0.5 mol L^{1} H_{2}SO_{4} fully dissociates to produce
0.5 mol L^{1} H^{+}(aq) and 0.5 mol L^{1} HSO_{4}^{}(aq)
[H^{+}(aq)] = 0.5 mol L^{1}
[HSO_{4}^{}(aq)] = 0.5 mol L^{1}
 Second stage of dissociation, HSO_{4}^{} partially dissociates:
Set up a R.I.C.E. Table as shown below:
R.I.C.E. Table 
Reaction: 
HSO_{4}^{}_{(aq)} 

H^{+}_{(aq)} 
+ 
SO_{4}^{2}_{(aq)} 
Initial concentration: 
0.5 

0.5 

0 
Change in concentration: 
x 

+x 

+x 
Equilibrium concentration: 
0.5  x 

0.5 + x 

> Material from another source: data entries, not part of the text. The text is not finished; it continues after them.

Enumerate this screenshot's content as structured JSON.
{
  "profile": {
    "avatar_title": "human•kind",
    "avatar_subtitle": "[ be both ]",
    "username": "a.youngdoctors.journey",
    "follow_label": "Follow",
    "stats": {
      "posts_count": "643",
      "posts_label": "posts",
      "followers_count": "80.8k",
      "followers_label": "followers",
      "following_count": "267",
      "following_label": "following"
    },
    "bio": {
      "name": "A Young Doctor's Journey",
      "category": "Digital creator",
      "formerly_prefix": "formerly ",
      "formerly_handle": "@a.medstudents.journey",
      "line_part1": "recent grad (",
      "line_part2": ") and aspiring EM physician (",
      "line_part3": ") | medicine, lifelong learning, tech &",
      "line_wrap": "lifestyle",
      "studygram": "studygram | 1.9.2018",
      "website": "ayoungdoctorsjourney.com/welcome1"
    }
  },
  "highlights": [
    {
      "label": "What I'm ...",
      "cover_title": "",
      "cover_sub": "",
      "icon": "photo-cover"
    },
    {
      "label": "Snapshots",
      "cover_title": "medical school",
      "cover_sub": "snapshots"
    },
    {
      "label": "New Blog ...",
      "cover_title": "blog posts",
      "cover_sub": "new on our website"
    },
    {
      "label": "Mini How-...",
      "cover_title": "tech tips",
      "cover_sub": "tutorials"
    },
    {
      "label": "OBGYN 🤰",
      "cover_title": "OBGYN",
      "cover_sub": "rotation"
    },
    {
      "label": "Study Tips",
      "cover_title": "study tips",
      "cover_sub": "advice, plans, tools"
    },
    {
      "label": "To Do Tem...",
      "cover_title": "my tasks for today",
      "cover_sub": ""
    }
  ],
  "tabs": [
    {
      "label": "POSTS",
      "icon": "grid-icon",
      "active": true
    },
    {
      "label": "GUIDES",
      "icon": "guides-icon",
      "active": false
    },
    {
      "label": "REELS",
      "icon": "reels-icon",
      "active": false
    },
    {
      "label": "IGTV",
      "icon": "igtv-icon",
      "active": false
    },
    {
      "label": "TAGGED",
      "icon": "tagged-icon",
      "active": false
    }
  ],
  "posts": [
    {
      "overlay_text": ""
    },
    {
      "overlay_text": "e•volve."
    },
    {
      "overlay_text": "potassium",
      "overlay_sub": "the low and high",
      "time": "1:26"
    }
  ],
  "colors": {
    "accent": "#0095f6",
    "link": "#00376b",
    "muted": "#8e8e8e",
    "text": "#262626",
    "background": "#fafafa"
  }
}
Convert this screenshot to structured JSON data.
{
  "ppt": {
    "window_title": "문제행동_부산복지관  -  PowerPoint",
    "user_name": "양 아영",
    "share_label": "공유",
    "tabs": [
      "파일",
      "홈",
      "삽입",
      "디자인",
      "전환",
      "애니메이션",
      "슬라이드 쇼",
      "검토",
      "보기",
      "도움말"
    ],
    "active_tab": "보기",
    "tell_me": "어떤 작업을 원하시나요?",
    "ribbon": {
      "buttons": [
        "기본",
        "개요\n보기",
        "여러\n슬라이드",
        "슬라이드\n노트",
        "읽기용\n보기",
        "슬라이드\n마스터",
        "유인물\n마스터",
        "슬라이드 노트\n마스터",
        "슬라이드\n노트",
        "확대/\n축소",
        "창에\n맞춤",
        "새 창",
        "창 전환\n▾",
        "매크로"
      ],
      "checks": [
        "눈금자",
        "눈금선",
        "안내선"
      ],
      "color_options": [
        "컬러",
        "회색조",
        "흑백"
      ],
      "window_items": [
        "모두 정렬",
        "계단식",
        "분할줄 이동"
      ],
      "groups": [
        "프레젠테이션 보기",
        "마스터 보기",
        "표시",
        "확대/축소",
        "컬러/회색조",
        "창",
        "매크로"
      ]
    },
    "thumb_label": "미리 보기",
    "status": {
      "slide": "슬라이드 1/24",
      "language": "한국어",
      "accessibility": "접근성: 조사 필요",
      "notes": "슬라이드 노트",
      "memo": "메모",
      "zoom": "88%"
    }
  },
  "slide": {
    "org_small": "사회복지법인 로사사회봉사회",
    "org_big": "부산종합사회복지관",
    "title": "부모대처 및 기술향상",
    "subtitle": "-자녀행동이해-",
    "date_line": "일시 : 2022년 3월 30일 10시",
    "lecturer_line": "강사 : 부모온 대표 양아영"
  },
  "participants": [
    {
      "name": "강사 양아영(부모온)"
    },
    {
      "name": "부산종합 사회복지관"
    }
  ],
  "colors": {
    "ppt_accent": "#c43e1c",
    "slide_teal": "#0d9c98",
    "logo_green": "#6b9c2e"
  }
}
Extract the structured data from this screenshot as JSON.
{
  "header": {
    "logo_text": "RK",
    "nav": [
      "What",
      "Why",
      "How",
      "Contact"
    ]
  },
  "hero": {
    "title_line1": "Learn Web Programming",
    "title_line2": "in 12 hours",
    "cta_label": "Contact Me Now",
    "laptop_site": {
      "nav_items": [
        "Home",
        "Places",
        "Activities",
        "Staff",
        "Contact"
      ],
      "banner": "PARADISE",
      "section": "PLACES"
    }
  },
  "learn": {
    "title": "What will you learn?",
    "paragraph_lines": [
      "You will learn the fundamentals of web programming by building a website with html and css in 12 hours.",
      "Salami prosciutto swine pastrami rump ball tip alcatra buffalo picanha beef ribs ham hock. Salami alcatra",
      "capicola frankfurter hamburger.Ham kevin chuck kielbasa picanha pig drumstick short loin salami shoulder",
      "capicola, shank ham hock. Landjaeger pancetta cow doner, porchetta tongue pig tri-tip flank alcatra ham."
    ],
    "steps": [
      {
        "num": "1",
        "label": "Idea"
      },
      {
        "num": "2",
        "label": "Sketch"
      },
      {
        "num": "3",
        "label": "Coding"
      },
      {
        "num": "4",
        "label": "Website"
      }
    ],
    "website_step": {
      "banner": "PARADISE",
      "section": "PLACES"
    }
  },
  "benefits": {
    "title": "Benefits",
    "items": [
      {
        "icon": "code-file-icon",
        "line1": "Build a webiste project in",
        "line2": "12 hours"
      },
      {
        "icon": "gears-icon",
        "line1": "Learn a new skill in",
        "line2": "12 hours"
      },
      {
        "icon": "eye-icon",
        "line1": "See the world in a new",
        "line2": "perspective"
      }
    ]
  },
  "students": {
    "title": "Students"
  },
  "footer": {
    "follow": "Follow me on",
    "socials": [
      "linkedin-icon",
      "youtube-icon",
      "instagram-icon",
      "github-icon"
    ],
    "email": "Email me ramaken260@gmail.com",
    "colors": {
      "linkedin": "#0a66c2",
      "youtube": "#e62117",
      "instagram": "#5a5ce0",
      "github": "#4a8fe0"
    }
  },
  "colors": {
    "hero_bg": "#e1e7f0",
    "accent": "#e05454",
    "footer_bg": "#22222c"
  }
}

0 + x 
Use the equilibrium expression to write an expression for the value of x:
K_{a2} 
= 
[H^{+}(aq)][SO_{4}^{2}(aq)]
[HSO_{4}^{}(aq)] 
1.2 × 10^{2} 
= 
[0.5 + x][x]
[0.5  x] 
1.2 × 10^{2} [0.5  x] 
= 
[0.5 + x][x] 
6.0 × 10^{3}  1.2 × 10^{2}x 
= 
0.5x + x^{2} 
x^{2} + 0.5x + 1.2 × 10^{2}x  6.0 × 10^{3} 
= 
0 
x^{2} + 0.512x  6.0 × 10^{3} 
= 
0 
Calculate only the positive values of x by solving the quadratic equation:
x = 
b ± √(b^{2} 4 × a × constant)
2a 
x = 
[0.512] ± √( [0.512]^{2}  [4 × 1 × 6.0 × 10^{3}] )
2 × 1 
x = 
[0.512] ± √( [0.262]  [0.024] )
2 
x = 
0.512 ± √0.286
2 
x = 
0.512 ± 0.535
2 
(i) x =  (0.512 + 0.535)/2 = 0.012 
(ii) x =  (0.512  0.535)/2 = 0.52 
We only use positive values of x, ignore negative values, so x = 0.012 
Substitute the value of x back into the expression for [H^{+}(aq)]:
[H^{+}(aq)] = 0.5 + x = 0.5 + 0.12 = 0.512 mol L^{1}
 Calculate the pH of the sulfuric acid solution:
pH = log_{10}[H^{+}(aq)] = log_{10}[0.512] = 0.29
The pH of 0.5 mol L^{1} aqueous sulfuric acid at 25°C is 0.29
Quick Question
What is the pH of a 0.0824 mol L^{1} aqueous solution of sulfuric acid given K_{a2} = 1.2 × 10^{2} ?
1. If the dissociation occurs in water, then the proton is hydrated so we can write H^{+}(aq) or H_{3}O^{+}